SOUTH AUSTRALIA

The Historical Background

Adelaide was a unique experiment in colonisation by the British. Settlers were sent out in 1936 to what was to be a "slice of Civilisation" in the Antipodes. Convict settlement had proven costly to maintain and in the long term unsuitable.

Our coastline had been discovered by Matthew Flinders and Nicholas Baudin in 1802 (see the main menu) and the stage had been set for the establishment for a new system of colonisation - The Systematic Colonisation - developed by Edward Gibbon Wakefield. The first pioneers arrived in 1836 to etch a future in the Colony of South Australia.

Colonel William Light, as Surveyor General, surveyed its capital - Adelaide - posting the plan in 1837 for all to see.

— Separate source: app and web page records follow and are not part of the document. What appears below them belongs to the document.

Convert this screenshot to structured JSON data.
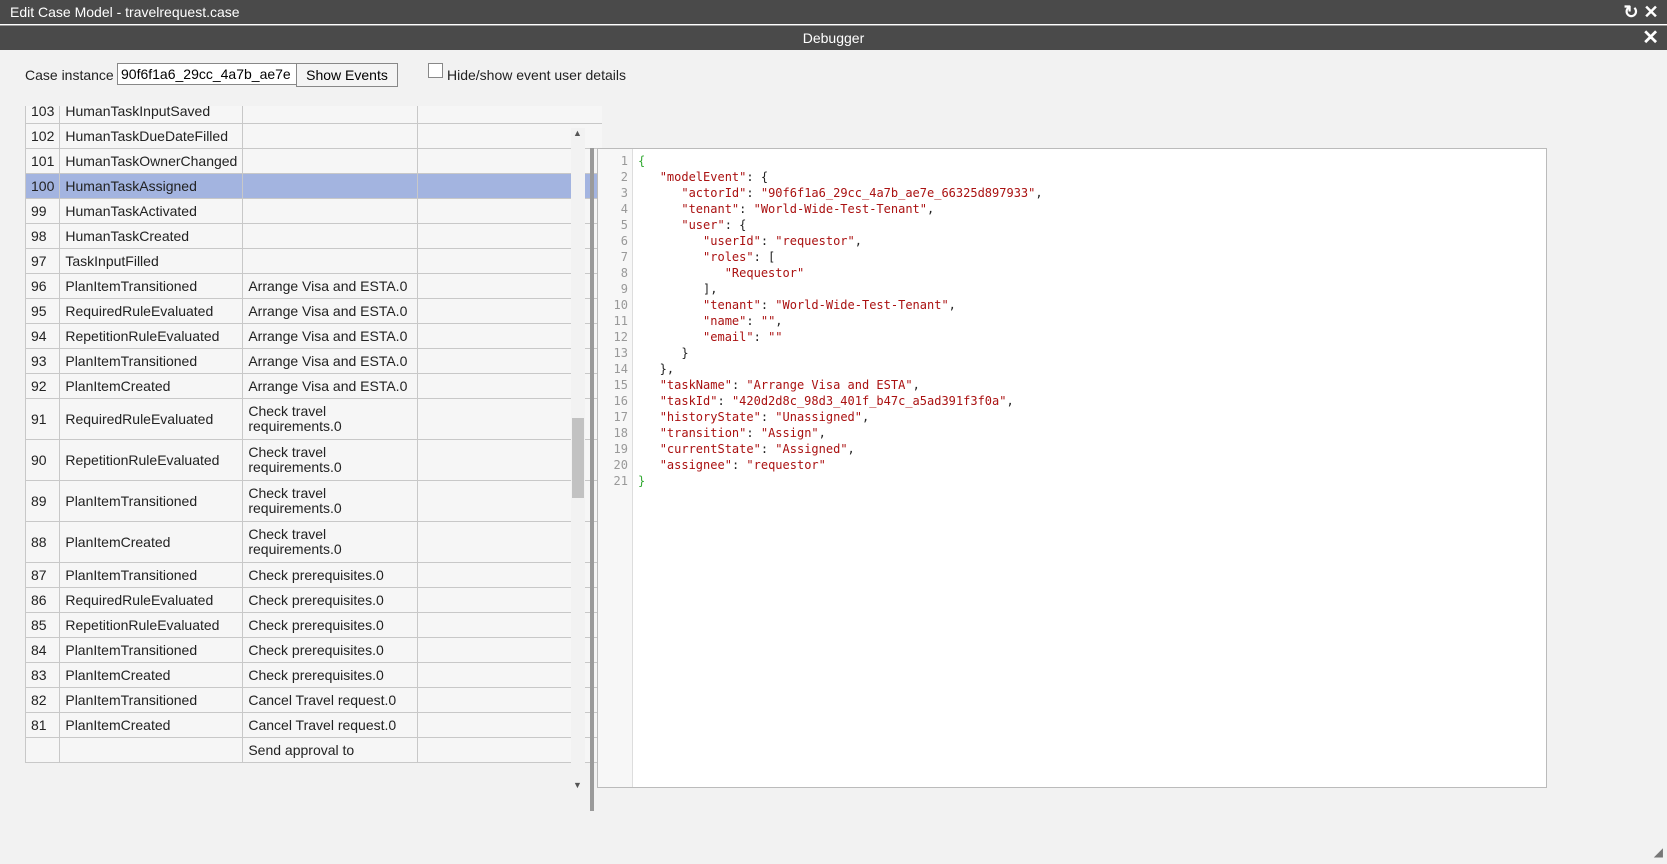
{
  "window": {
    "title": "Edit Case Model - travelrequest.case"
  },
  "debugger": {
    "title": "Debugger",
    "case_label": "Case instance",
    "case_value": "90f6f1a6_29cc_4a7b_ae7e",
    "show_events_label": "Show Events",
    "toggle_label": "Hide/show event user details"
  },
  "events": [
    {
      "num": "103",
      "type": "HumanTaskInputSaved",
      "item": ""
    },
    {
      "num": "102",
      "type": "HumanTaskDueDateFilled",
      "item": ""
    },
    {
      "num": "101",
      "type": "HumanTaskOwnerChanged",
      "item": ""
    },
    {
      "num": "100",
      "type": "HumanTaskAssigned",
      "item": "",
      "selected": true
    },
    {
      "num": "99",
      "type": "HumanTaskActivated",
      "item": ""
    },
    {
      "num": "98",
      "type": "HumanTaskCreated",
      "item": ""
    },
    {
      "num": "97",
      "type": "TaskInputFilled",
      "item": ""
    },
    {
      "num": "96",
      "type": "PlanItemTransitioned",
      "item": "Arrange Visa and ESTA.0"
    },
    {
      "num": "95",
      "type": "RequiredRuleEvaluated",
      "item": "Arrange Visa and ESTA.0"
    },
    {
      "num": "94",
      "type": "RepetitionRuleEvaluated",
      "item": "Arrange Visa and ESTA.0"
    },
    {
      "num": "93",
      "type": "PlanItemTransitioned",
      "item": "Arrange Visa and ESTA.0"
    },
    {
      "num": "92",
      "type": "PlanItemCreated",
      "item": "Arrange Visa and ESTA.0"
    },
    {
      "num": "91",
      "type": "RequiredRuleEvaluated",
      "item": "Check travel requirements.0"
    },
    {
      "num": "90",
      "type": "RepetitionRuleEvaluated",
      "item": "Check travel requirements.0"
    },
    {
      "num": "89",
      "type": "PlanItemTransitioned",
      "item": "Check travel requirements.0"
    },
    {
      "num": "88",
      "type": "PlanItemCreated",
      "item": "Check travel requirements.0"
    },
    {
      "num": "87",
      "type": "PlanItemTransitioned",
      "item": "Check prerequisites.0"
    },
    {
      "num": "86",
      "type": "RequiredRuleEvaluated",
      "item": "Check prerequisites.0"
    },
    {
      "num": "85",
      "type": "RepetitionRuleEvaluated",
      "item": "Check prerequisites.0"
    },
    {
      "num": "84",
      "type": "PlanItemTransitioned",
      "item": "Check prerequisites.0"
    },
    {
      "num": "83",
      "type": "PlanItemCreated",
      "item": "Check prerequisites.0"
    },
    {
      "num": "82",
      "type": "PlanItemTransitioned",
      "item": "Cancel Travel request.0"
    },
    {
      "num": "81",
      "type": "PlanItemCreated",
      "item": "Cancel Travel request.0"
    },
    {
      "num": "",
      "type": "",
      "item": "Send approval to"
    }
  ],
  "json_lines": [
    [
      {
        "t": "{",
        "c": "b"
      }
    ],
    [
      {
        "t": "   "
      },
      {
        "t": "\"modelEvent\"",
        "c": "k"
      },
      {
        "t": ": {"
      }
    ],
    [
      {
        "t": "      "
      },
      {
        "t": "\"actorId\"",
        "c": "k"
      },
      {
        "t": ": "
      },
      {
        "t": "\"90f6f1a6_29cc_4a7b_ae7e_66325d897933\"",
        "c": "k"
      },
      {
        "t": ","
      }
    ],
    [
      {
        "t": "      "
      },
      {
        "t": "\"tenant\"",
        "c": "k"
      },
      {
        "t": ": "
      },
      {
        "t": "\"World-Wide-Test-Tenant\"",
        "c": "k"
      },
      {
        "t": ","
      }
    ],
    [
      {
        "t": "      "
      },
      {
        "t": "\"user\"",
        "c": "k"
      },
      {
        "t": ": {"
      }
    ],
    [
      {
        "t": "         "
      },
      {
        "t": "\"userId\"",
        "c": "k"
      },
      {
        "t": ": "
      },
      {
        "t": "\"requestor\"",
        "c": "k"
      },
      {
        "t": ","
      }
    ],
    [
      {
        "t": "         "
      },
      {
        "t": "\"roles\"",
        "c": "k"
      },
      {
        "t": ": ["
      }
    ],
    [
      {
        "t": "            "
      },
      {
        "t": "\"Requestor\"",
        "c": "k"
      }
    ],
    [
      {
        "t": "         ],"
      }
    ],
    [
      {
        "t": "         "
      },
      {
        "t": "\"tenant\"",
        "c": "k"
      },
      {
        "t": ": "
      },
      {
        "t": "\"World-Wide-Test-Tenant\"",
        "c": "k"
      },
      {
        "t": ","
      }
    ],
    [
      {
        "t": "         "
      },
      {
        "t": "\"name\"",
        "c": "k"
      },
      {
        "t": ": "
      },
      {
        "t": "\"\"",
        "c": "k"
      },
      {
        "t": ","
      }
    ],
    [
      {
        "t": "         "
      },
      {
        "t": "\"email\"",
        "c": "k"
      },
      {
        "t": ": "
      },
      {
        "t": "\"\"",
        "c": "k"
      }
    ],
    [
      {
        "t": "      }"
      }
    ],
    [
      {
        "t": "   },"
      }
    ],
    [
      {
        "t": "   "
      },
      {
        "t": "\"taskName\"",
        "c": "k"
      },
      {
        "t": ": "
      },
      {
        "t": "\"Arrange Visa and ESTA\"",
        "c": "k"
      },
      {
        "t": ","
      }
    ],
    [
      {
        "t": "   "
      },
      {
        "t": "\"taskId\"",
        "c": "k"
      },
      {
        "t": ": "
      },
      {
        "t": "\"420d2d8c_98d3_401f_b47c_a5ad391f3f0a\"",
        "c": "k"
      },
      {
        "t": ","
      }
    ],
    [
      {
        "t": "   "
      },
      {
        "t": "\"historyState\"",
        "c": "k"
      },
      {
        "t": ": "
      },
      {
        "t": "\"Unassigned\"",
        "c": "k"
      },
      {
        "t": ","
      }
    ],
    [
      {
        "t": "   "
      },
      {
        "t": "\"transition\"",
        "c": "k"
      },
      {
        "t": ": "
      },
      {
        "t": "\"Assign\"",
        "c": "k"
      },
      {
        "t": ","
      }
    ],
    [
      {
        "t": "   "
      },
      {
        "t": "\"currentState\"",
        "c": "k"
      },
      {
        "t": ": "
      },
      {
        "t": "\"Assigned\"",
        "c": "k"
      },
      {
        "t": ","
      }
    ],
    [
      {
        "t": "   "
      },
      {
        "t": "\"assignee\"",
        "c": "k"
      },
      {
        "t": ": "
      },
      {
        "t": "\"requestor\"",
        "c": "k"
      }
    ],
    [
      {
        "t": "}",
        "c": "b"
      }
    ]
  ],
  "icons": {
    "refresh": "refresh-icon",
    "close": "close-icon"
  }
}
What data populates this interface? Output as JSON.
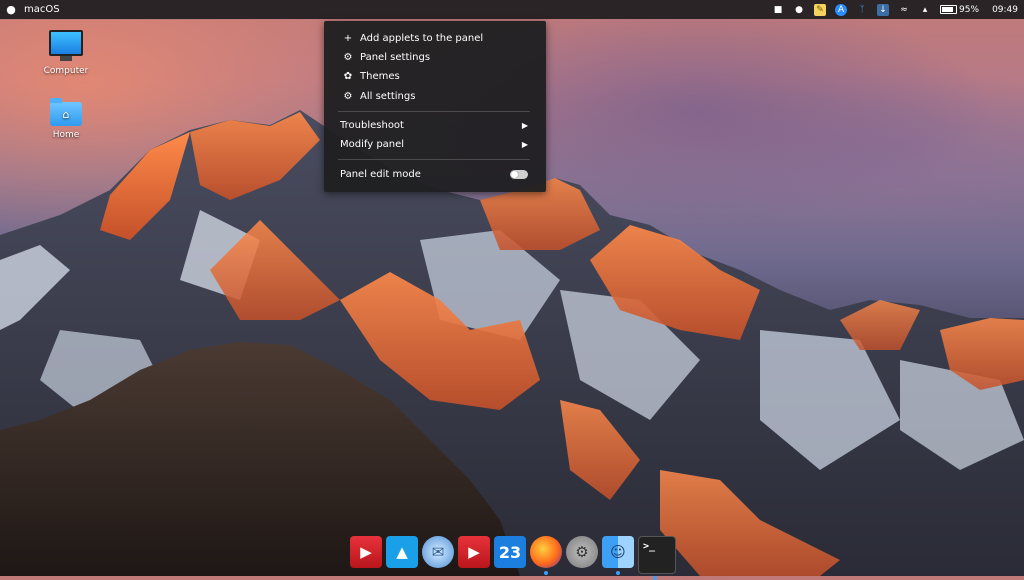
{
  "topbar": {
    "apple_icon": "apple-icon",
    "title": "macOS",
    "tray": {
      "battery_percent": "95%",
      "clock": "09:49",
      "icons": [
        "drive-icon",
        "user-icon",
        "notes-icon",
        "app-store-icon",
        "bluetooth-icon",
        "updates-icon",
        "wifi-icon",
        "volume-icon",
        "battery-icon"
      ]
    }
  },
  "desktop": {
    "icons": [
      {
        "label": "Computer",
        "icon": "computer-icon"
      },
      {
        "label": "Home",
        "icon": "home-folder-icon"
      }
    ]
  },
  "menu": {
    "items": [
      {
        "label": "Add applets to the panel",
        "icon": "plus-icon"
      },
      {
        "label": "Panel settings",
        "icon": "gear-icon"
      },
      {
        "label": "Themes",
        "icon": "themes-icon"
      },
      {
        "label": "All settings",
        "icon": "gear-icon"
      }
    ],
    "submenus": [
      {
        "label": "Troubleshoot"
      },
      {
        "label": "Modify panel"
      }
    ],
    "edit_mode": {
      "label": "Panel edit mode",
      "enabled": false
    }
  },
  "dock": {
    "apps": [
      {
        "name": "video-player-icon",
        "active": false
      },
      {
        "name": "app-icon",
        "active": false
      },
      {
        "name": "mail-icon",
        "active": false
      },
      {
        "name": "video-player-icon",
        "active": false
      },
      {
        "name": "calendar-icon",
        "text": "23",
        "active": false
      },
      {
        "name": "firefox-icon",
        "active": true
      },
      {
        "name": "settings-icon",
        "active": false
      },
      {
        "name": "finder-icon",
        "active": true
      },
      {
        "name": "terminal-icon",
        "active": true
      }
    ]
  }
}
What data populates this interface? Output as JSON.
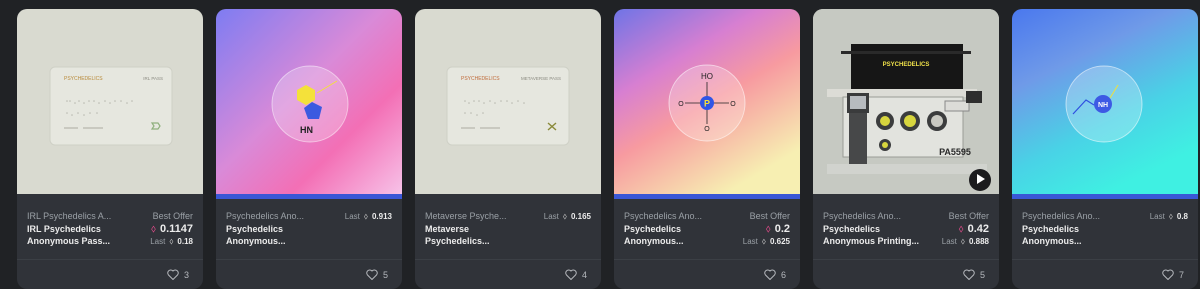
{
  "cards": [
    {
      "artwork": "irl-pass-card",
      "card_brand": "PSYCHEDELICS",
      "card_title": "IRL PASS",
      "collection": "IRL Psychedelics A...",
      "name": "IRL Psychedelics\nAnonymous Pass...",
      "price_label": "Best Offer",
      "price": "0.1147",
      "last_label": "Last",
      "last": "0.18",
      "likes": "3"
    },
    {
      "artwork": "molecule-hn",
      "molecule_label": "HN",
      "collection": "Psychedelics Ano...",
      "name": "Psychedelics\nAnonymous...",
      "last_label": "Last",
      "last": "0.913",
      "likes": "5"
    },
    {
      "artwork": "metaverse-pass-card",
      "card_brand": "PSYCHEDELICS",
      "card_title": "METAVERSE PASS",
      "collection": "Metaverse Psyche...",
      "name": "Metaverse\nPsychedelics...",
      "last_label": "Last",
      "last": "0.165",
      "likes": "4"
    },
    {
      "artwork": "molecule-ho-p",
      "molecule_label": "HO",
      "molecule_letter": "P",
      "molecule_o1": "O",
      "molecule_o2": "O",
      "molecule_o3": "O",
      "collection": "Psychedelics Ano...",
      "name": "Psychedelics\nAnonymous...",
      "price_label": "Best Offer",
      "price": "0.2",
      "last_label": "Last",
      "last": "0.625",
      "likes": "6"
    },
    {
      "artwork": "printing-press-machine",
      "banner_text": "PSYCHEDELICS",
      "machine_text": "PA5595",
      "collection": "Psychedelics Ano...",
      "name": "Psychedelics\nAnonymous Printing...",
      "price_label": "Best Offer",
      "price": "0.42",
      "last_label": "Last",
      "last": "0.888",
      "likes": "5"
    },
    {
      "artwork": "molecule-nh",
      "molecule_label": "NH",
      "collection": "Psychedelics Ano...",
      "name": "Psychedelics\nAnonymous...",
      "last_label": "Last",
      "last": "0.8",
      "likes": "7"
    }
  ],
  "colors": {
    "page_bg": "#202225",
    "card_bg": "#303339",
    "accent_bar": "#3a57d6",
    "eth_offer": "#e24b8a"
  },
  "icons": [
    "ethereum-icon",
    "heart-icon",
    "play-icon"
  ]
}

These early colonists and their children enjoyed many social innovations an events with the first newspaper being published in 1837, the first winery established in the Barossa Valley in 1847 (now a hugely successful industry in S.A.), The Education Act of 1875, to women given the right to vote in 1894.

Professor Richard Blandy "Finding Our Future in the Past"